By John Becker, Director, Tyco Fire & Security
Agency needs to rethink TWIC in light of the funding realities, says consultant
Consider the Transportation Worker Identification Card. TWIC? How about Worldwide Airport Security Tags for Employees, or WASTE? During the past several months, airport officials have raised serious questions about the viability of the TWIC program, citing difficulties ranging from managing badge information to increased expenses.
In the months following 9/11, the Transportation Security Administra-tion (TSA) developed the idea of having a single ID badge across the nation at all airports. TWIC was born. A "Go Team" was sent out to speak with airports about this new idea and to sell it across the land.
The multi-dimensional card would be capable of working in a variety of security environments and would have a multitude of technologies embedded into it, including magnetic stripe, barcode, proximity transmitter, Smart chip and contact-less Smart chip.
Many airport leaders are calling for the TSA to get back to basics and concentrate on passenger and baggage screening.

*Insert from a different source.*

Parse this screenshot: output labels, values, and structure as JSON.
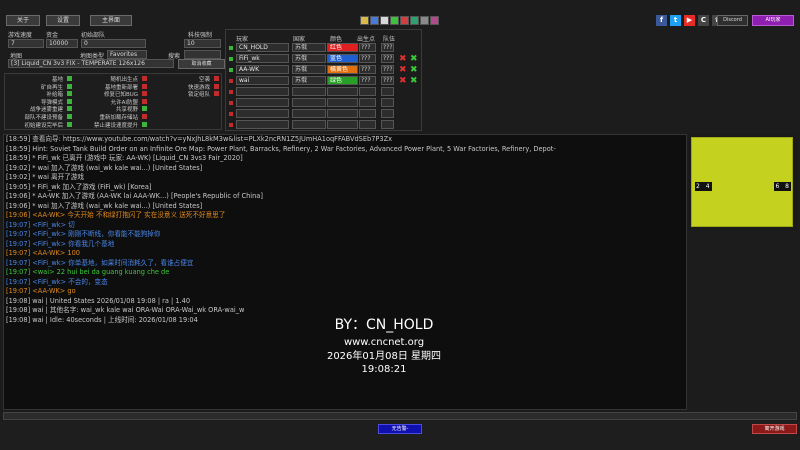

A Flood of Concerns
Among airport concerns:
• Managing badge information, including termination requests, is difficult enough at airports. They would now be required to ensure terminations were managed for hundreds of thousands of employees based out of other airports.
• Every airport has its own distinct badge. Color, size, and badge layout are all determining factors of a person’s access level. Airport employees would have to know the color scheme, layout, and access levels of all 429 commercial airports, in order to enforce federal challenge requirements. Or the TSA would standardize the look of the card and require all 429 airports to change their established policies and procedures.

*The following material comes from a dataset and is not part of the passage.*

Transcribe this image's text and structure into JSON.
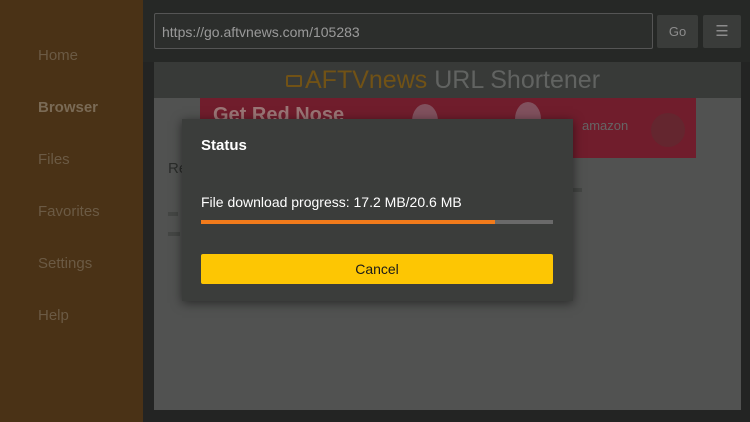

• The TSA’s estimated cost per badge was $15. Even with bulk purchase discounts, the cards would still cost an estimated $7-8. That’s eight times the current production cost of one badge at O’Hare International.
• The majority of airport workers will never need to set foot in another airport, which begs the question: Why do they need a badge that gives them access across the nation?

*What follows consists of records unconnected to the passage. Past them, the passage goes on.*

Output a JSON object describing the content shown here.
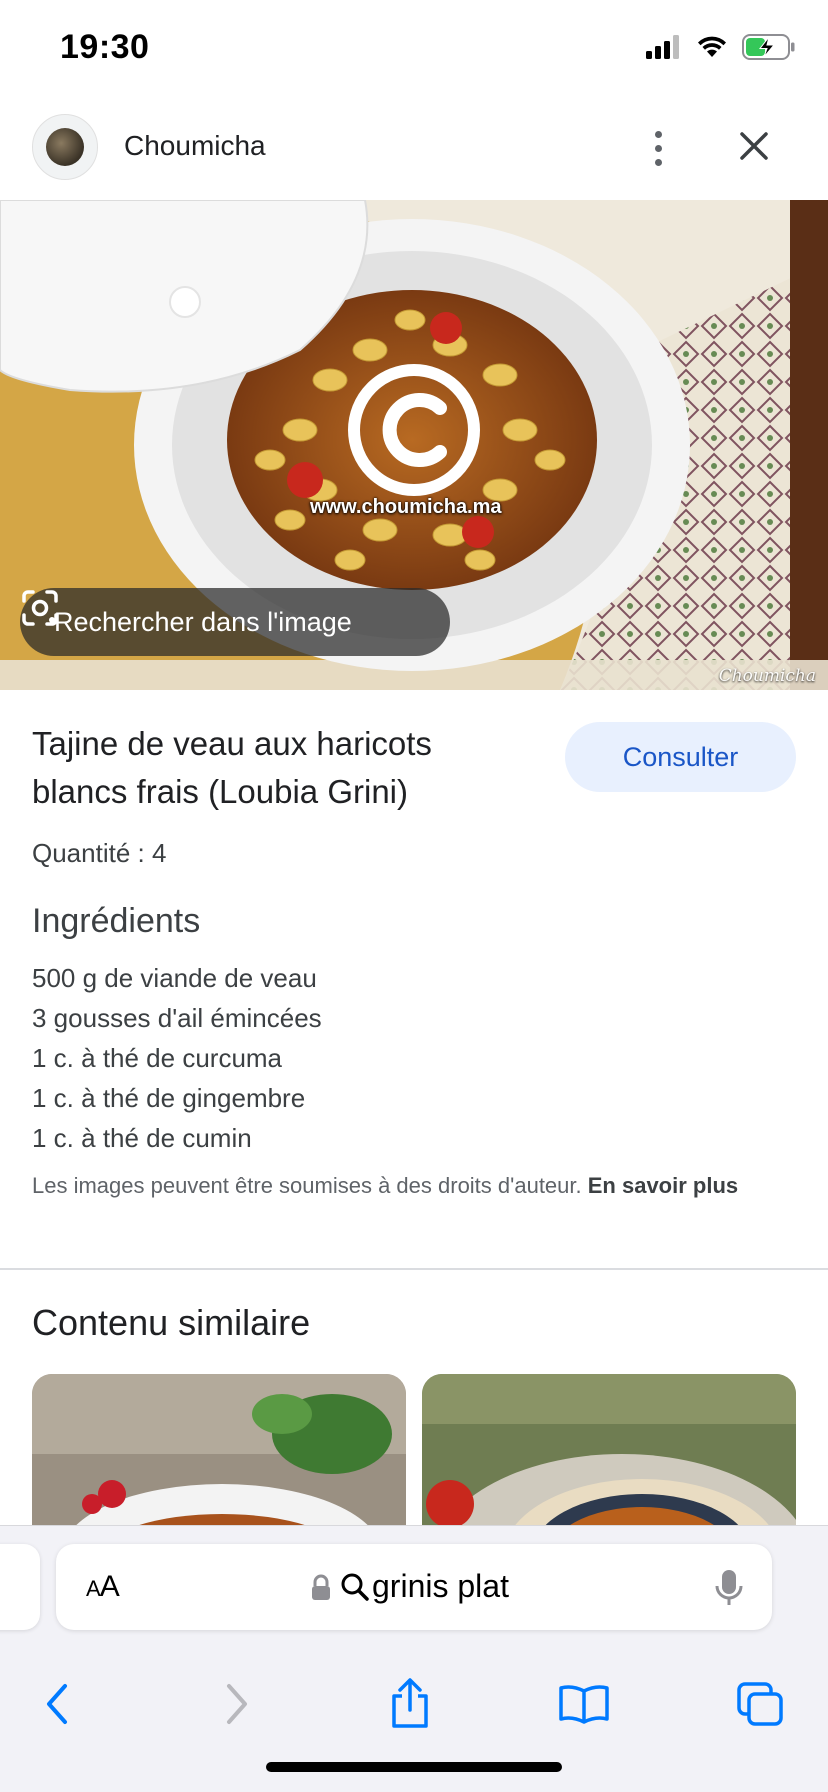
{
  "status_bar": {
    "time": "19:30"
  },
  "header": {
    "site_name": "Choumicha"
  },
  "hero": {
    "watermark_url": "www.choumicha.ma",
    "lens_label": "Rechercher dans l'image",
    "brand_mark": "Choumicha"
  },
  "recipe": {
    "title": "Tajine de veau aux haricots blancs frais (Loubia Grini)",
    "consult_label": "Consulter",
    "quantity": "Quantité : 4",
    "ingredients_heading": "Ingrédients",
    "ingredients": [
      "500 g de viande de veau",
      "3 gousses d'ail émincées",
      "1 c. à thé de curcuma",
      "1 c. à thé de gingembre",
      "1 c. à thé de cumin"
    ],
    "copyright_note": "Les images peuvent être soumises à des droits d'auteur.",
    "learn_more": "En savoir plus"
  },
  "similar": {
    "heading": "Contenu similaire"
  },
  "safari": {
    "aa_big": "A",
    "aa_small": "A",
    "address": "grinis plat"
  },
  "colors": {
    "accent": "#1a56c7",
    "consult_bg": "#e8f0fe",
    "ios_blue": "#007aff",
    "ios_disabled": "#b8b8bd"
  }
}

• In 2002, at the Spring ACI-NA Public Safety and Security meeting, Chicago, Denver, Dallas/Ft. Worth, Seattle, and Reagan National spoke against the idea of a national badge. LAX, Miami, Houston, and Detroit expressed their opposition at a separate event soon after.
• The TSA uses the example of an airline pilot who has more than 24 different airport badges. But this employee is a union representative and his case is a rarity, not the norm. It is recommended that the TSA consider this universal access program for DOT workers and/or airline flight crews only. Although some airline employees may be transferred from airport to airport, there is no reason for non-flight crew employees to have access to more than one airport at a time.
• TSA has been able to bring a sense of security and customer service to screening checkpoints. That said, TSA needs to take a step back and reevaluate the number of initiatives it has taken on. It has set such a large agenda for itself that airports are holding back on much needed investments in physical security.
Airports, which need additional security staff, upgrades to access control systems, additional video surveillance, and digital video recorders, are not going to invest money until they know where TSA is headed. TSA needs to reevaluate its priorities and reexamine the mandate set by Congress, find money for airports by cutting wasteful programs like TWIC, and implement physical security standards and guidelines. It also needs to speed up the Airport Access Control Pilot Program. Airports would be well served by investing in at least a half dozen physical security systems.